was just going to be buried. When my goldfish died, we flushed it

down the toilet.

It was in the church, my aunty was giving her speech. I still

remember my mother’s face when she was making her eulogy, cold

as rock, shocked probably. I was looking at the stained glass windows

around me, not wanting to look at the dead body. When my aunty

was nearly finished, I knew because I had heard her practising, I

accidentally looked at the body. Her thin, grey hair was pulled back

and she wore a green, floral dress. I just realised I was staring at the

body, when a limp hand flopped onto Grandma’s chest. I blinked

hard then looked at my mum to see if she’d noticed. She was staring

straight ahead but she felt me look at her, pulled me closer and

whispered, ‘It’s okay, Mollie.’ I decided I was just imagining things,

so I ignored it.

At the burial, everyone was dressed in black, holding dark

umbrellas sheltering them from the harsh weather brought down

from the miserable, grey sky. I never knew my grandmother, but I

was there in black clothes like everyone else and the only thing I

understood was that my Gran, who I’d never met, had gone to

Heaven, where the angels lived.

A week later, we were cleaning out my grandmother’s house for

selling. The building was quite grand. Outside were small shrubs

amongst clumps of purple flowers. We stepped inside and I noticed

the chandelier hanging from the high ceiling. The air seemed

unnaturally cold, as if a breeze was coming through the closed

windows. The building was quite elegant, and, like an old person,

gentle and homely except for the cold. I was looking around when

my mum told me to start clearing out the attic. I skipped up the

dusty, staircase and climbed the step-ladder to an attic.

The room matched the rest of the building by look; old and

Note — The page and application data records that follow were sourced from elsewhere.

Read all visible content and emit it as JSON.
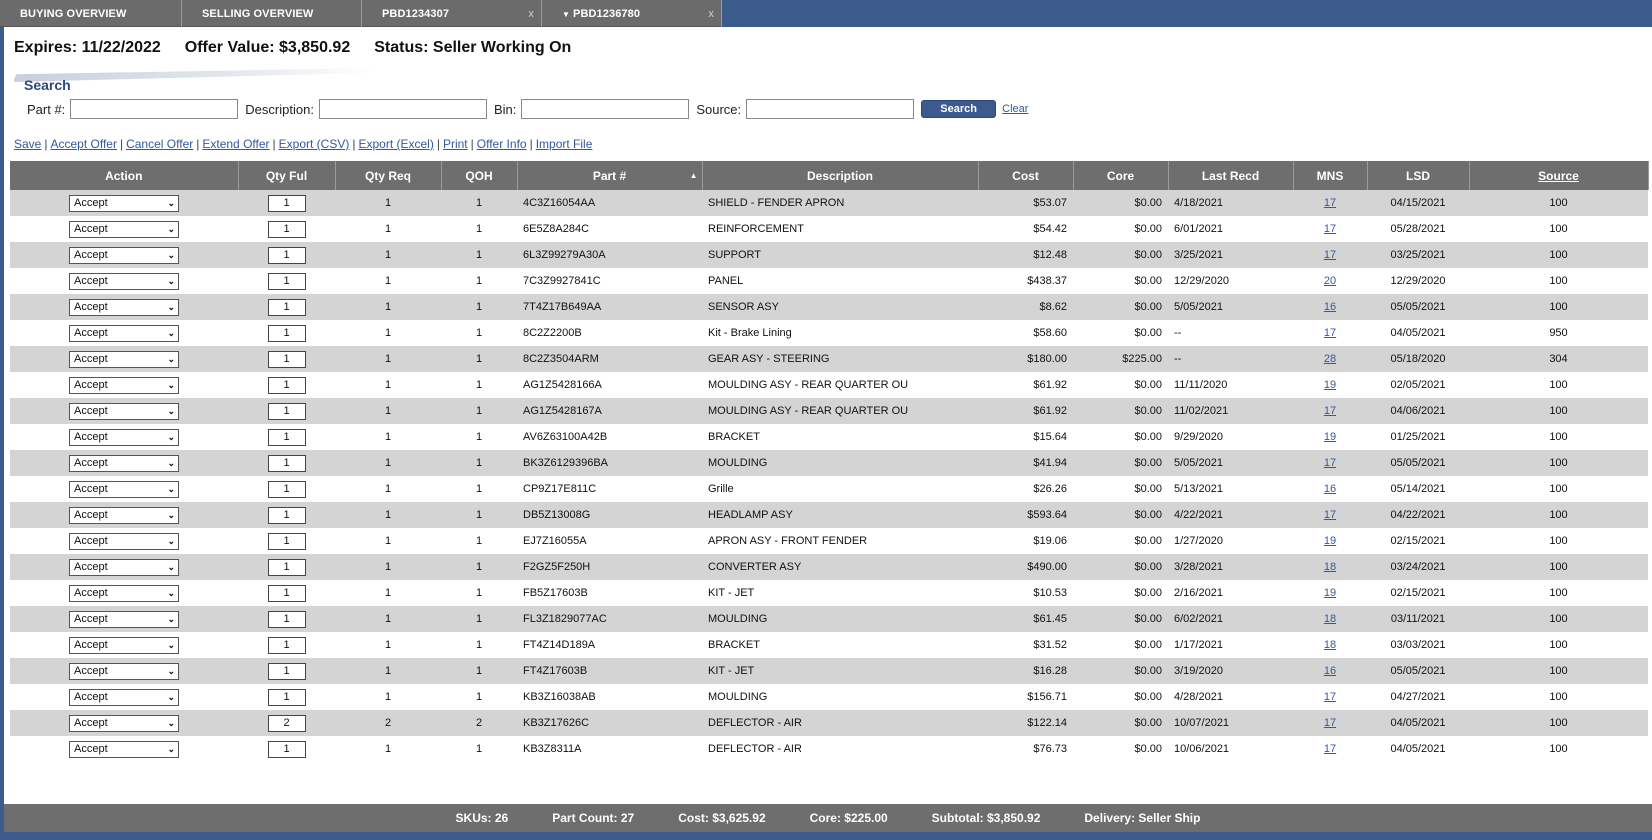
{
  "tabs": [
    {
      "label": "BUYING OVERVIEW",
      "width": 182,
      "closable": false,
      "active": false
    },
    {
      "label": "SELLING OVERVIEW",
      "width": 180,
      "closable": false,
      "active": false
    },
    {
      "label": "PBD1234307",
      "width": 180,
      "closable": true,
      "active": false
    },
    {
      "label": "PBD1236780",
      "width": 180,
      "closable": true,
      "active": true
    }
  ],
  "tab_close_glyph": "x",
  "header": {
    "expires": "Expires: 11/22/2022",
    "offer_value": "Offer Value: $3,850.92",
    "status": "Status: Seller Working On"
  },
  "search": {
    "title": "Search",
    "part_label": "Part #:",
    "desc_label": "Description:",
    "bin_label": "Bin:",
    "source_label": "Source:",
    "button": "Search",
    "clear": "Clear"
  },
  "actions": [
    "Save",
    "Accept Offer",
    "Cancel Offer",
    "Extend Offer",
    "Export (CSV)",
    "Export (Excel)",
    "Print",
    "Offer Info",
    "Import File"
  ],
  "table": {
    "headers": {
      "action": "Action",
      "qty_ful": "Qty Ful",
      "qty_req": "Qty Req",
      "qoh": "QOH",
      "part": "Part #",
      "desc": "Description",
      "cost": "Cost",
      "core": "Core",
      "last_recd": "Last Recd",
      "mns": "MNS",
      "lsd": "LSD",
      "source": "Source"
    },
    "sort_column": "part",
    "rows": [
      {
        "action": "Accept",
        "qty_ful": "1",
        "qty_req": "1",
        "qoh": "1",
        "part": "4C3Z16054AA",
        "desc": "SHIELD - FENDER APRON",
        "cost": "$53.07",
        "core": "$0.00",
        "last_recd": "4/18/2021",
        "mns": "17",
        "lsd": "04/15/2021",
        "source": "100"
      },
      {
        "action": "Accept",
        "qty_ful": "1",
        "qty_req": "1",
        "qoh": "1",
        "part": "6E5Z8A284C",
        "desc": "REINFORCEMENT",
        "cost": "$54.42",
        "core": "$0.00",
        "last_recd": "6/01/2021",
        "mns": "17",
        "lsd": "05/28/2021",
        "source": "100"
      },
      {
        "action": "Accept",
        "qty_ful": "1",
        "qty_req": "1",
        "qoh": "1",
        "part": "6L3Z99279A30A",
        "desc": "SUPPORT",
        "cost": "$12.48",
        "core": "$0.00",
        "last_recd": "3/25/2021",
        "mns": "17",
        "lsd": "03/25/2021",
        "source": "100"
      },
      {
        "action": "Accept",
        "qty_ful": "1",
        "qty_req": "1",
        "qoh": "1",
        "part": "7C3Z9927841C",
        "desc": "PANEL",
        "cost": "$438.37",
        "core": "$0.00",
        "last_recd": "12/29/2020",
        "mns": "20",
        "lsd": "12/29/2020",
        "source": "100"
      },
      {
        "action": "Accept",
        "qty_ful": "1",
        "qty_req": "1",
        "qoh": "1",
        "part": "7T4Z17B649AA",
        "desc": "SENSOR ASY",
        "cost": "$8.62",
        "core": "$0.00",
        "last_recd": "5/05/2021",
        "mns": "16",
        "lsd": "05/05/2021",
        "source": "100"
      },
      {
        "action": "Accept",
        "qty_ful": "1",
        "qty_req": "1",
        "qoh": "1",
        "part": "8C2Z2200B",
        "desc": "Kit - Brake Lining",
        "cost": "$58.60",
        "core": "$0.00",
        "last_recd": "--",
        "mns": "17",
        "lsd": "04/05/2021",
        "source": "950"
      },
      {
        "action": "Accept",
        "qty_ful": "1",
        "qty_req": "1",
        "qoh": "1",
        "part": "8C2Z3504ARM",
        "desc": "GEAR ASY - STEERING",
        "cost": "$180.00",
        "core": "$225.00",
        "last_recd": "--",
        "mns": "28",
        "lsd": "05/18/2020",
        "source": "304"
      },
      {
        "action": "Accept",
        "qty_ful": "1",
        "qty_req": "1",
        "qoh": "1",
        "part": "AG1Z5428166A",
        "desc": "MOULDING ASY - REAR QUARTER OU",
        "cost": "$61.92",
        "core": "$0.00",
        "last_recd": "11/11/2020",
        "mns": "19",
        "lsd": "02/05/2021",
        "source": "100"
      },
      {
        "action": "Accept",
        "qty_ful": "1",
        "qty_req": "1",
        "qoh": "1",
        "part": "AG1Z5428167A",
        "desc": "MOULDING ASY - REAR QUARTER OU",
        "cost": "$61.92",
        "core": "$0.00",
        "last_recd": "11/02/2021",
        "mns": "17",
        "lsd": "04/06/2021",
        "source": "100"
      },
      {
        "action": "Accept",
        "qty_ful": "1",
        "qty_req": "1",
        "qoh": "1",
        "part": "AV6Z63100A42B",
        "desc": "BRACKET",
        "cost": "$15.64",
        "core": "$0.00",
        "last_recd": "9/29/2020",
        "mns": "19",
        "lsd": "01/25/2021",
        "source": "100"
      },
      {
        "action": "Accept",
        "qty_ful": "1",
        "qty_req": "1",
        "qoh": "1",
        "part": "BK3Z6129396BA",
        "desc": "MOULDING",
        "cost": "$41.94",
        "core": "$0.00",
        "last_recd": "5/05/2021",
        "mns": "17",
        "lsd": "05/05/2021",
        "source": "100"
      },
      {
        "action": "Accept",
        "qty_ful": "1",
        "qty_req": "1",
        "qoh": "1",
        "part": "CP9Z17E811C",
        "desc": "Grille",
        "cost": "$26.26",
        "core": "$0.00",
        "last_recd": "5/13/2021",
        "mns": "16",
        "lsd": "05/14/2021",
        "source": "100"
      },
      {
        "action": "Accept",
        "qty_ful": "1",
        "qty_req": "1",
        "qoh": "1",
        "part": "DB5Z13008G",
        "desc": "HEADLAMP ASY",
        "cost": "$593.64",
        "core": "$0.00",
        "last_recd": "4/22/2021",
        "mns": "17",
        "lsd": "04/22/2021",
        "source": "100"
      },
      {
        "action": "Accept",
        "qty_ful": "1",
        "qty_req": "1",
        "qoh": "1",
        "part": "EJ7Z16055A",
        "desc": "APRON ASY - FRONT FENDER",
        "cost": "$19.06",
        "core": "$0.00",
        "last_recd": "1/27/2020",
        "mns": "19",
        "lsd": "02/15/2021",
        "source": "100"
      },
      {
        "action": "Accept",
        "qty_ful": "1",
        "qty_req": "1",
        "qoh": "1",
        "part": "F2GZ5F250H",
        "desc": "CONVERTER ASY",
        "cost": "$490.00",
        "core": "$0.00",
        "last_recd": "3/28/2021",
        "mns": "18",
        "lsd": "03/24/2021",
        "source": "100"
      },
      {
        "action": "Accept",
        "qty_ful": "1",
        "qty_req": "1",
        "qoh": "1",
        "part": "FB5Z17603B",
        "desc": "KIT - JET",
        "cost": "$10.53",
        "core": "$0.00",
        "last_recd": "2/16/2021",
        "mns": "19",
        "lsd": "02/15/2021",
        "source": "100"
      },
      {
        "action": "Accept",
        "qty_ful": "1",
        "qty_req": "1",
        "qoh": "1",
        "part": "FL3Z1829077AC",
        "desc": "MOULDING",
        "cost": "$61.45",
        "core": "$0.00",
        "last_recd": "6/02/2021",
        "mns": "18",
        "lsd": "03/11/2021",
        "source": "100"
      },
      {
        "action": "Accept",
        "qty_ful": "1",
        "qty_req": "1",
        "qoh": "1",
        "part": "FT4Z14D189A",
        "desc": "BRACKET",
        "cost": "$31.52",
        "core": "$0.00",
        "last_recd": "1/17/2021",
        "mns": "18",
        "lsd": "03/03/2021",
        "source": "100"
      },
      {
        "action": "Accept",
        "qty_ful": "1",
        "qty_req": "1",
        "qoh": "1",
        "part": "FT4Z17603B",
        "desc": "KIT - JET",
        "cost": "$16.28",
        "core": "$0.00",
        "last_recd": "3/19/2020",
        "mns": "16",
        "lsd": "05/05/2021",
        "source": "100"
      },
      {
        "action": "Accept",
        "qty_ful": "1",
        "qty_req": "1",
        "qoh": "1",
        "part": "KB3Z16038AB",
        "desc": "MOULDING",
        "cost": "$156.71",
        "core": "$0.00",
        "last_recd": "4/28/2021",
        "mns": "17",
        "lsd": "04/27/2021",
        "source": "100"
      },
      {
        "action": "Accept",
        "qty_ful": "2",
        "qty_req": "2",
        "qoh": "2",
        "part": "KB3Z17626C",
        "desc": "DEFLECTOR - AIR",
        "cost": "$122.14",
        "core": "$0.00",
        "last_recd": "10/07/2021",
        "mns": "17",
        "lsd": "04/05/2021",
        "source": "100"
      },
      {
        "action": "Accept",
        "qty_ful": "1",
        "qty_req": "1",
        "qoh": "1",
        "part": "KB3Z8311A",
        "desc": "DEFLECTOR - AIR",
        "cost": "$76.73",
        "core": "$0.00",
        "last_recd": "10/06/2021",
        "mns": "17",
        "lsd": "04/05/2021",
        "source": "100"
      }
    ]
  },
  "footer": {
    "skus": "SKUs: 26",
    "part_count": "Part Count: 27",
    "cost": "Cost: $3,625.92",
    "core": "Core: $225.00",
    "subtotal": "Subtotal: $3,850.92",
    "delivery": "Delivery: Seller Ship"
  }
}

elegant, but it was more cosy and smelt like old people. I fumbled

around before finding a long cord hanging from the ceiling. I pulled

it and on came a dim orange light from a dusty light bulb. The attic

seemed to be my grandma’s favourite spot in the house, maybe that

was why the house was so dusty. It seemed odd that she chose to live

most of her life in a dark, dusty room since the house was so large. I

started to collect my Gran’s things. To be honest, the roomwas quite

messy. I started to collect her personal belongings first, thick glasses

Gran’s Red


Sindhu Velaga